The above story is based on materials provided by Netherlands Organization For Scientific Research. Note: Materials may be edited for content and length.


Cite This Page:

Netherlands Organization For Scientific Research. "Computer Monitors Wheezing In Asthma Patients." ScienceDaily. ScienceDaily, 26 July 2001. <www.sciencedaily.com/releases/2001/07/010726103637.htm>.
Netherlands Organization For Scientific Research. (2001, July 26). Computer Monitors Wheezing In Asthma Patients. ScienceDaily. Retrieved October 30, 2014 from www.sciencedaily.com/releases/2001/07/010726103637.htm
Netherlands Organization For Scientific Research. "Computer Monitors Wheezing In Asthma Patients." ScienceDaily. www.sciencedaily.com/releases/2001/07/010726103637.htm (accessed October 30, 2014).

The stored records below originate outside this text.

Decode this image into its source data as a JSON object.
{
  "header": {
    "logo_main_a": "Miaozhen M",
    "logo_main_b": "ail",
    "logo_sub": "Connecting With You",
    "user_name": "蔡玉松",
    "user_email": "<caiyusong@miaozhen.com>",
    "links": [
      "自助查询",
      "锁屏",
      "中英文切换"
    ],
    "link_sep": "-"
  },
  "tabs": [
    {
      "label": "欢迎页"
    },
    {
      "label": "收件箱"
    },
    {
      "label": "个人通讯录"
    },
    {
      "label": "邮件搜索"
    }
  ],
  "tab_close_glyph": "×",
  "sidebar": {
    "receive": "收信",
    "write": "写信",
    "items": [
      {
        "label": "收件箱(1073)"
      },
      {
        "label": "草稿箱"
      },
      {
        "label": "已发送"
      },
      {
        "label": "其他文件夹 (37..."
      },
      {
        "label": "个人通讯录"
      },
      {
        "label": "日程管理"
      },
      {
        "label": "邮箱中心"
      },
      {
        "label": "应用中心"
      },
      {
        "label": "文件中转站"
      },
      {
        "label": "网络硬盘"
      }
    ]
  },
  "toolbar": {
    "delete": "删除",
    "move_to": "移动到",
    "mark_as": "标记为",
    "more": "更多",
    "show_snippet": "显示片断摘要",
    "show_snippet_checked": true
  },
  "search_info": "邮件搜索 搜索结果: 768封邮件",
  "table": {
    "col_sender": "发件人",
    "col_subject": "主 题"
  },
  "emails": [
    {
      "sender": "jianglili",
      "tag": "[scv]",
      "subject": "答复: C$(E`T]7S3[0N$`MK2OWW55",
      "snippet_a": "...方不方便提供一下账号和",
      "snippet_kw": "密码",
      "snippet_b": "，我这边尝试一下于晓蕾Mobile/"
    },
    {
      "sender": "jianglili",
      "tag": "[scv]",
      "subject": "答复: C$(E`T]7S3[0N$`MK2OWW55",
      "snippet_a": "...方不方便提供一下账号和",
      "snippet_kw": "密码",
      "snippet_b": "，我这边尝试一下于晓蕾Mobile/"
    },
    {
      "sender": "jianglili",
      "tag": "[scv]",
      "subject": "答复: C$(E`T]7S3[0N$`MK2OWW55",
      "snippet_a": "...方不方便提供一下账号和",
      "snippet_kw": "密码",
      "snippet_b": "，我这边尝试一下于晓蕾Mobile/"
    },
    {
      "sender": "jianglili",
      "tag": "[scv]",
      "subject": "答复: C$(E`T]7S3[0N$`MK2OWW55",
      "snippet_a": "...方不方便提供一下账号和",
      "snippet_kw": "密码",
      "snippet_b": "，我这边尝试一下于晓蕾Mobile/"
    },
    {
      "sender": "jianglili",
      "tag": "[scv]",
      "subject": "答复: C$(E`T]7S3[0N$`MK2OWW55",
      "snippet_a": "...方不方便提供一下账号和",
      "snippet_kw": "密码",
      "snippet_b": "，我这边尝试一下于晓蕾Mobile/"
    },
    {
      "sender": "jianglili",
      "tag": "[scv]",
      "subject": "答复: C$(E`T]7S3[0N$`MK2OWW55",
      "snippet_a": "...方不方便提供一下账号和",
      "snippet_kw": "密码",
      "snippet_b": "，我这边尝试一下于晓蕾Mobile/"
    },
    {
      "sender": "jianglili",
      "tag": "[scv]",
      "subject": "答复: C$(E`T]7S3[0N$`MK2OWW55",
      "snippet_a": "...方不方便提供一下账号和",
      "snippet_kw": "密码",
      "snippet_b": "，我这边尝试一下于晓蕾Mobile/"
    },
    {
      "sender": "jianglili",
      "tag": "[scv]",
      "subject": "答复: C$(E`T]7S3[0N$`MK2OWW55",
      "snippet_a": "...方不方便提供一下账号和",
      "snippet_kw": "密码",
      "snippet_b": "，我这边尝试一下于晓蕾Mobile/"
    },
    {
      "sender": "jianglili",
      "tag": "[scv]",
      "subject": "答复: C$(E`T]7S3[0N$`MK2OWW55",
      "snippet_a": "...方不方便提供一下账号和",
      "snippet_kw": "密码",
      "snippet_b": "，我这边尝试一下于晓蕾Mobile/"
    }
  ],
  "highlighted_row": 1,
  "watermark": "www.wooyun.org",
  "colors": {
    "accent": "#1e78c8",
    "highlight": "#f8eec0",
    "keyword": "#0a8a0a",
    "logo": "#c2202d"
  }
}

Share This



More Health & Medicine News

Thursday, October 30, 2014

Featured Research

from universities, journals, and other organizations


Featured Videos

from AP, Reuters, AFP, and other news services

Mind-Controlled Prosthetic Arm Restores Amputee Dexterity

Mind-Controlled Prosthetic Arm Restores Amputee Dexterity

Reuters - Innovations Video Online (Oct. 29, 2014) A Swedish amputee who became the first person to ever receive a brain controlled prosthetic arm is able to manipulate and handle delicate objects with an unprecedented level of dexterity. The device is connected directly to his bone, nerves and muscles, giving him the ability to control it with his thoughts. Matthew Stock reports. Video provided by Reuters
Powered by NewsLook.com
Google To Use Nanoparticles, Wearables To Detect Disease

Google To Use Nanoparticles, Wearables To Detect Disease

Newsy (Oct. 29, 2014) Google X wants to improve modern medicine with nanoparticles and a wearable device. It's all an attempt to tackle disease detection and prevention. Video provided by Newsy
Powered by NewsLook.com
Can Drinking Milk Lead To Early Death?

Can Drinking Milk Lead To Early Death?

Newsy (Oct. 29, 2014) Researchers in Sweden released a study showing heavy milk drinkers face an increased mortality risk from a variety of causes. Video provided by Newsy
Powered by NewsLook.com
Obama: The US Will Not 'run and Hide' From Ebola

Obama: The US Will Not 'run and Hide' From Ebola

AP (Oct. 29, 2014) Surrounded by health care workers in the White House East Room, President Barack Obama said the U.S. will likely see additional Ebola cases in the weeks ahead. But he said the nation can't seal itself off in the fight against the disease. (Oct. 29) Video provided by AP
Powered by NewsLook.com

Search ScienceDaily

Number of stories in archives: 140,361

Find with keyword(s):
Enter a keyword or phrase to search ScienceDaily for related topics and research stories.

Save/Print:
Share:

Breaking News:

Strange & Offbeat Stories


Health & Medicine

Mind & Brain

Living & Well

In Other News

... from NewsDaily.com

Science News

Health News

    Environment News

    Technology News



    Save/Print:
    Share:

    Free Subscriptions


    Get the latest science news with ScienceDaily's free email newsletters, updated daily and weekly. Or view hourly updated newsfeeds in your RSS reader:

    Get Social & Mobile


    Keep up to date with the latest news from ScienceDaily via social networks and mobile apps:

    Have Feedback?


    Tell us what you think of ScienceDaily -- we welcome both positive and negative comments. Have any problems using the site? Questions?
    Mobile: iPhone Android Web
    Follow: Facebook Twitter Google+
    Subscribe: RSS Feeds Email Newsletters
    Latest Headlines Health & Medicine Mind & Brain Space & Time Matter & Energy Computers & Math Plants & Animals Earth & Climate Fossils & Ruins